1) What is the best way of determining when to use neg. binom. vs. poisson?
A common way (not necessarily the best --- what's 'best' depends on your criteria for bestness) to decide this would be to see if there's overdispersion in a Poisson model (e.g. by looking at the residual deviance.
For example, look at
summary(glm(count~spray,InsectSprays,family=poisson)) - this has a residual deviance of 98.33 for 66 df. That's about 50% larger than we'd expect, so it's probably big enough that it could matter for your inference.
[If you want a formal test,
pchisq(98.33,66,lower.tail=FALSE), but formal testing of assumptions is generally answering the wrong question.]
So I'd be inclined to consider a negative binomial for that case.
More generally, if you're not reasonably confident that the Poisson makes sense, you could simply use negative binomial as a default, since it encompasses the Poisson as a limiting case.
2) Is this an appropriate instance to include sampling time in an offset term?
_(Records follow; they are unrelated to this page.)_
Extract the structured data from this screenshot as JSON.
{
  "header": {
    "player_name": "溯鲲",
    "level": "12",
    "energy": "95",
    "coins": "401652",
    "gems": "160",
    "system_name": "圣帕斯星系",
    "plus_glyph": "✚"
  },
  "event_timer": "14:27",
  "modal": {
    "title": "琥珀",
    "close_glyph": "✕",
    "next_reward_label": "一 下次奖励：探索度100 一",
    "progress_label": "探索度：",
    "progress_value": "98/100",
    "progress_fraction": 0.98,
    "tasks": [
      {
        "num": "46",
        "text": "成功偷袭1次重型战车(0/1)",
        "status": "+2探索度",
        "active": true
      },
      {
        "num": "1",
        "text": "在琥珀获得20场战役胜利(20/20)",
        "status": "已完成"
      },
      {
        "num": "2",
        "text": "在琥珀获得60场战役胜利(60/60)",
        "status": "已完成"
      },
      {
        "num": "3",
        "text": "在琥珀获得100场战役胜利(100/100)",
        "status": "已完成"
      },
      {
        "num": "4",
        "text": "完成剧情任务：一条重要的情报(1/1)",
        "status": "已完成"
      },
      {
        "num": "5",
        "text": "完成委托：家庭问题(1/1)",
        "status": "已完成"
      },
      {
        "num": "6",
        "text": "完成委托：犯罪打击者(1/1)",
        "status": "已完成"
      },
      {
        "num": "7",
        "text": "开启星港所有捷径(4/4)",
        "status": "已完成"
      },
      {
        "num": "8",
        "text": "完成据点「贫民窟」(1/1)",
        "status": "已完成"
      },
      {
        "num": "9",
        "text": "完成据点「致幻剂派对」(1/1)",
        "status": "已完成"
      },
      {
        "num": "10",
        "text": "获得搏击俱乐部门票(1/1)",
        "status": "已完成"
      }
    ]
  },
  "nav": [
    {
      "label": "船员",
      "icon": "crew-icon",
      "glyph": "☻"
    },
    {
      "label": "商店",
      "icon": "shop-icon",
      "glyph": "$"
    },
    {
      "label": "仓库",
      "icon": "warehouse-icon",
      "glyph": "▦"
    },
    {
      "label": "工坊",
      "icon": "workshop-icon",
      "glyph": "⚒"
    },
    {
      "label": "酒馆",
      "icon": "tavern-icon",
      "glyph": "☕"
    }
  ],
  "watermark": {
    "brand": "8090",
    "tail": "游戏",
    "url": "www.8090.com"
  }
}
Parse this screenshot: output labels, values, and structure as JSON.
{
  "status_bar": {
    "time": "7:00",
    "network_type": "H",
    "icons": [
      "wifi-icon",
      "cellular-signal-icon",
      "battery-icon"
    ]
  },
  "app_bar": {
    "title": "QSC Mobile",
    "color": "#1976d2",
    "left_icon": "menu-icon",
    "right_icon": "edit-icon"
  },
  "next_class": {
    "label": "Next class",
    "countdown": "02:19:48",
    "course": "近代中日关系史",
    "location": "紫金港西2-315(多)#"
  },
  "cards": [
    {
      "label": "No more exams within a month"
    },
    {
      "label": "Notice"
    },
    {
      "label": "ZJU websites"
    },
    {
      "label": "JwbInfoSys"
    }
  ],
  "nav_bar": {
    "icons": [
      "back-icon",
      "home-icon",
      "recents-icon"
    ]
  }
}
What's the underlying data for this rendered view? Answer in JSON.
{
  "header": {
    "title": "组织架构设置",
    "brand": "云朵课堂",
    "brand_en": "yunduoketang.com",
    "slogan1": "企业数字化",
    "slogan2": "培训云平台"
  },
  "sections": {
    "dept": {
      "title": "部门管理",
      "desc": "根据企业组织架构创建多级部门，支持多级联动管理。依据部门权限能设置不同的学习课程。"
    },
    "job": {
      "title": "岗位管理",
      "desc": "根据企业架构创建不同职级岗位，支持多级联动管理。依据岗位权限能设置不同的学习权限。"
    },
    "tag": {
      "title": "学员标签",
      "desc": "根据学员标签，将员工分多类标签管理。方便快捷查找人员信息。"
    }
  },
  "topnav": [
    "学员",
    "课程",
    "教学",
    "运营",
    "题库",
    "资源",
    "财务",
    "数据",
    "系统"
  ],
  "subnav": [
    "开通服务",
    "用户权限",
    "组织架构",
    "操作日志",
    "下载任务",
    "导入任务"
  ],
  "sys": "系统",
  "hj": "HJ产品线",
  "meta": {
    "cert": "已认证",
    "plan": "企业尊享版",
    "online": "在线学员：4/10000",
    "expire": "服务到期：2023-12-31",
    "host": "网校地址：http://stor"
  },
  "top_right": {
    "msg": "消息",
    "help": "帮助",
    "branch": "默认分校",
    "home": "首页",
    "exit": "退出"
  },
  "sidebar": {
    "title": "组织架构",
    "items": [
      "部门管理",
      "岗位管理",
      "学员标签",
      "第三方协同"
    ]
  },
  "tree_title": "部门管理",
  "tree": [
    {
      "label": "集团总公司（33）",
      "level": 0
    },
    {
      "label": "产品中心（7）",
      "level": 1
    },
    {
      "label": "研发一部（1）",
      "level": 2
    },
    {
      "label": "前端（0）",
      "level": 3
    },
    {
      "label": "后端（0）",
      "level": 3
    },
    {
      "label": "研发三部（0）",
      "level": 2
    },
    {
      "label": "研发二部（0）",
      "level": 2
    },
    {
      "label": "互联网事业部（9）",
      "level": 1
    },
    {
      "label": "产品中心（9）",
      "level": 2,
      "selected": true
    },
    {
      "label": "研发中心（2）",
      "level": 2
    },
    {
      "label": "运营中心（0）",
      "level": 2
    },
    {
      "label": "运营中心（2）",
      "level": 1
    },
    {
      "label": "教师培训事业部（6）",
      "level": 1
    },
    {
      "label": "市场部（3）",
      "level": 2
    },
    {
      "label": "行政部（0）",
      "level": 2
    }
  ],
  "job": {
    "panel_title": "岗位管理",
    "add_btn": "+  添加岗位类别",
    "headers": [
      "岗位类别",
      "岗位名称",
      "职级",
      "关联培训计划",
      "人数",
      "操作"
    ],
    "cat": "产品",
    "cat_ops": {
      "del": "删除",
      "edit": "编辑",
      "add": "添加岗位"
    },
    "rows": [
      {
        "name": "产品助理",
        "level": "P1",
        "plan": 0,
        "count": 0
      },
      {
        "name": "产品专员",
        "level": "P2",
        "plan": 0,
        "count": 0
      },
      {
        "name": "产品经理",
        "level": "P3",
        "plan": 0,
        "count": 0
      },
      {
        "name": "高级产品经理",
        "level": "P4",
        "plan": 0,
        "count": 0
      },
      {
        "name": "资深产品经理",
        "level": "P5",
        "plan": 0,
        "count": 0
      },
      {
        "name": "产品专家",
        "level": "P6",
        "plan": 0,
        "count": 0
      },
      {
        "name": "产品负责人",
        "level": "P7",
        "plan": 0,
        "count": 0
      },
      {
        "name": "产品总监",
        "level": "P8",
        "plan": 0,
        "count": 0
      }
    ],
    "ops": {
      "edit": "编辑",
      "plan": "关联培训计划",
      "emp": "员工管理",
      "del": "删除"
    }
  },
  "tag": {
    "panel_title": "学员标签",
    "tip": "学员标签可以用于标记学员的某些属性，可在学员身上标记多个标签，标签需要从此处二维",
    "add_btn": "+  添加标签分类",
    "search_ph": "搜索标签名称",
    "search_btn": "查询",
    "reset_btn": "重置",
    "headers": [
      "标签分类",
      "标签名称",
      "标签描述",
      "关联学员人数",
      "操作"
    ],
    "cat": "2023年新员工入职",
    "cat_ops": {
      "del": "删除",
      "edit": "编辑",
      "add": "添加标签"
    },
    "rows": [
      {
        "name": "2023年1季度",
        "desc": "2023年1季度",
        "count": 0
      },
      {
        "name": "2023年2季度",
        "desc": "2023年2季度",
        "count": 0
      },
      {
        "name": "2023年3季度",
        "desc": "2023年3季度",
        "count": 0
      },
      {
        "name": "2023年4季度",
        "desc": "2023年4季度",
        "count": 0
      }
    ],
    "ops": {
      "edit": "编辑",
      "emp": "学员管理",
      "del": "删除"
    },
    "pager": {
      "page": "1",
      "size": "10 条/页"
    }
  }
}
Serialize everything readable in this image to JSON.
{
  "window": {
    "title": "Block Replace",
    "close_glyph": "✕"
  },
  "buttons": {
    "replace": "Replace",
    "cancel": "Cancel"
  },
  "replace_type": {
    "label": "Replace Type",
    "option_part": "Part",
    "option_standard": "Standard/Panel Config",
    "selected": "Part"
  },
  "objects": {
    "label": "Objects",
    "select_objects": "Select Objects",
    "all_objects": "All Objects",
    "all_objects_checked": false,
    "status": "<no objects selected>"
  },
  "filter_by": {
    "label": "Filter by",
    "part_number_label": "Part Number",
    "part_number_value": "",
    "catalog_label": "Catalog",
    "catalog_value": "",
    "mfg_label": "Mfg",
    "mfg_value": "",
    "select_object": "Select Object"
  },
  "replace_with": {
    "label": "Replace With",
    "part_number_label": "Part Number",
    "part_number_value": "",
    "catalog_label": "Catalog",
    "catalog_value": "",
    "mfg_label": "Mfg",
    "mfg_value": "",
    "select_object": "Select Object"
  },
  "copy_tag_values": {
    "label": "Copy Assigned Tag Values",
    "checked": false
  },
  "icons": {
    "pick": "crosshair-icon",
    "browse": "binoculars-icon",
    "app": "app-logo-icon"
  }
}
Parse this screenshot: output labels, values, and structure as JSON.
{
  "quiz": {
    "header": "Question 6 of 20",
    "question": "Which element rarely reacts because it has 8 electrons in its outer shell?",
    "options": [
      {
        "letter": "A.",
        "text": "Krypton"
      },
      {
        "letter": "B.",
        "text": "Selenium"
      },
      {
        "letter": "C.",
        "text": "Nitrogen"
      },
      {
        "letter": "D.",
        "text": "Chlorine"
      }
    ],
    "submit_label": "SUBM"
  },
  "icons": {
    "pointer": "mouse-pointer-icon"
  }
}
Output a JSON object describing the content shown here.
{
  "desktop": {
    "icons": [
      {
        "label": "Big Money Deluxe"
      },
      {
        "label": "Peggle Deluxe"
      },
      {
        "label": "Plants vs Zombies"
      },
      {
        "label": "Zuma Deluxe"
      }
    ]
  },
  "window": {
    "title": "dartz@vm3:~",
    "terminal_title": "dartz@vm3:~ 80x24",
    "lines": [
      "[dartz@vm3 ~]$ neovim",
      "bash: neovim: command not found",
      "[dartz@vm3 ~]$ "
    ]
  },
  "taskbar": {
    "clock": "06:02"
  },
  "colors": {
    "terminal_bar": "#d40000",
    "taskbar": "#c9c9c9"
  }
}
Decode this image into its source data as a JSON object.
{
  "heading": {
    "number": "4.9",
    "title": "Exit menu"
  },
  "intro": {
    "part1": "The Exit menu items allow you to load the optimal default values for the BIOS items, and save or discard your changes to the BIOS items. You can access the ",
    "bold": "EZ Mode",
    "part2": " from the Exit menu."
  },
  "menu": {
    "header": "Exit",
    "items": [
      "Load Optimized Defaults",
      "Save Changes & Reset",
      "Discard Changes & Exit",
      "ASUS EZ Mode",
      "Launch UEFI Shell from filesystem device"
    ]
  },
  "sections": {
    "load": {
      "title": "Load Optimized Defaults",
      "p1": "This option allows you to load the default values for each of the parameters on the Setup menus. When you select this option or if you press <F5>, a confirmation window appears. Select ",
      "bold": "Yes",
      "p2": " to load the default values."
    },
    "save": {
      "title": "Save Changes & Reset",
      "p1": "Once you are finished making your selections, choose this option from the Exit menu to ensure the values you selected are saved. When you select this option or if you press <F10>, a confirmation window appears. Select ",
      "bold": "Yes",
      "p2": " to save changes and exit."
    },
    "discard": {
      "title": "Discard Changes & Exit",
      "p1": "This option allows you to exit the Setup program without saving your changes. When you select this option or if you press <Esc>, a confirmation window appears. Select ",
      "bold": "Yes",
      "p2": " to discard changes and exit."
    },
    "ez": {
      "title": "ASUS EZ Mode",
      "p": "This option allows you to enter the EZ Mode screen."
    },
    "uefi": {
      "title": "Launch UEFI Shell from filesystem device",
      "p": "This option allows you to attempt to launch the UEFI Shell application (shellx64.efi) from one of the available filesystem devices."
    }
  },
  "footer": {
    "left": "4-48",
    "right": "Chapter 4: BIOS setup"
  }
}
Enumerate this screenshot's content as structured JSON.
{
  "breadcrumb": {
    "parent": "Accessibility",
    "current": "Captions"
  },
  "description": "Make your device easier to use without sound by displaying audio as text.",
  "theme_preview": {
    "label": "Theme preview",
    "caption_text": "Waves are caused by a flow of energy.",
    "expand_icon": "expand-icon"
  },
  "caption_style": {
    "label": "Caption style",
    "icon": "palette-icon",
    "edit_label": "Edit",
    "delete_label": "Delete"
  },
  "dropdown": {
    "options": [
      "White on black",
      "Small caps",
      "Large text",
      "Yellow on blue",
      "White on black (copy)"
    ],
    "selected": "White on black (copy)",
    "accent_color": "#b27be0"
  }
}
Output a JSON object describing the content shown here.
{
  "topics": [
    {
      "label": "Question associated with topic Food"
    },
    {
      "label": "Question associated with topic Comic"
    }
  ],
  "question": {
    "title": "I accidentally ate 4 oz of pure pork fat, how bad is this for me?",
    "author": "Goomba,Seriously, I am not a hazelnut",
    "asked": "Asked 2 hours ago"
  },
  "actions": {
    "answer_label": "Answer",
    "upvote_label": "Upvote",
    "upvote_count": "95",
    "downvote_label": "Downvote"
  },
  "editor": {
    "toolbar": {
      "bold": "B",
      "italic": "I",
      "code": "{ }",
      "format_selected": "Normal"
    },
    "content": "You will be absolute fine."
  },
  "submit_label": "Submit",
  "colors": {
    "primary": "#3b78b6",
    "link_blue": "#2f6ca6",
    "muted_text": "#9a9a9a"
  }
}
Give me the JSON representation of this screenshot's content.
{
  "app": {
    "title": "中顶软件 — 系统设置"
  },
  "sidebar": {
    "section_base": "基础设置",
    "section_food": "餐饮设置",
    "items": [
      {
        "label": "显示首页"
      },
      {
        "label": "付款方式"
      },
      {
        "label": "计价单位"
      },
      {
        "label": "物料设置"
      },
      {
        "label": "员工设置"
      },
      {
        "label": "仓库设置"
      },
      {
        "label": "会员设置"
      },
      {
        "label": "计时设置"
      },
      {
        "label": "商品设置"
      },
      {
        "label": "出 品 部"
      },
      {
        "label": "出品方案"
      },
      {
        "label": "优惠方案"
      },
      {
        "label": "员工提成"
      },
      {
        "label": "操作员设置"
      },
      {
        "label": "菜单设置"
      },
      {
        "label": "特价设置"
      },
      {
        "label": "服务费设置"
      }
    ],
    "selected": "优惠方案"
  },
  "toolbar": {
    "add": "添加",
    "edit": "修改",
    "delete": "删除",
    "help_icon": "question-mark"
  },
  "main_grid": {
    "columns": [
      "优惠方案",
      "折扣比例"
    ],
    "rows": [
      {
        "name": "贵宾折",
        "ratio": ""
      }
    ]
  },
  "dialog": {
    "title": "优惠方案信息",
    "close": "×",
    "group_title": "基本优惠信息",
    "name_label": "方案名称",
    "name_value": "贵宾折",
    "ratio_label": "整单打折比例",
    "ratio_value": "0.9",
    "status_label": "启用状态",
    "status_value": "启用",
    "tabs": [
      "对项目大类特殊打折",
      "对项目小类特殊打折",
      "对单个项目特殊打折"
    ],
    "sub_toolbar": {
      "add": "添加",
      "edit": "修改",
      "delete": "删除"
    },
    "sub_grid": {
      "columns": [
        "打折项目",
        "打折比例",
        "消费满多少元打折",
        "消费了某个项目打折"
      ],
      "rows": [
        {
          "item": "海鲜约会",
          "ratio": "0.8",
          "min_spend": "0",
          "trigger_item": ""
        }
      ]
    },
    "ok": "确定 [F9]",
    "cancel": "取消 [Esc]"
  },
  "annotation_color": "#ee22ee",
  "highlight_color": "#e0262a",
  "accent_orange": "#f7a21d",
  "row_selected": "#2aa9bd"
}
Yes, that's appropriate, and it would be my first instinct to include sampling time as an offset (rather than a predictor), since count would be expected to simply be proportional to the length of the sampling interval.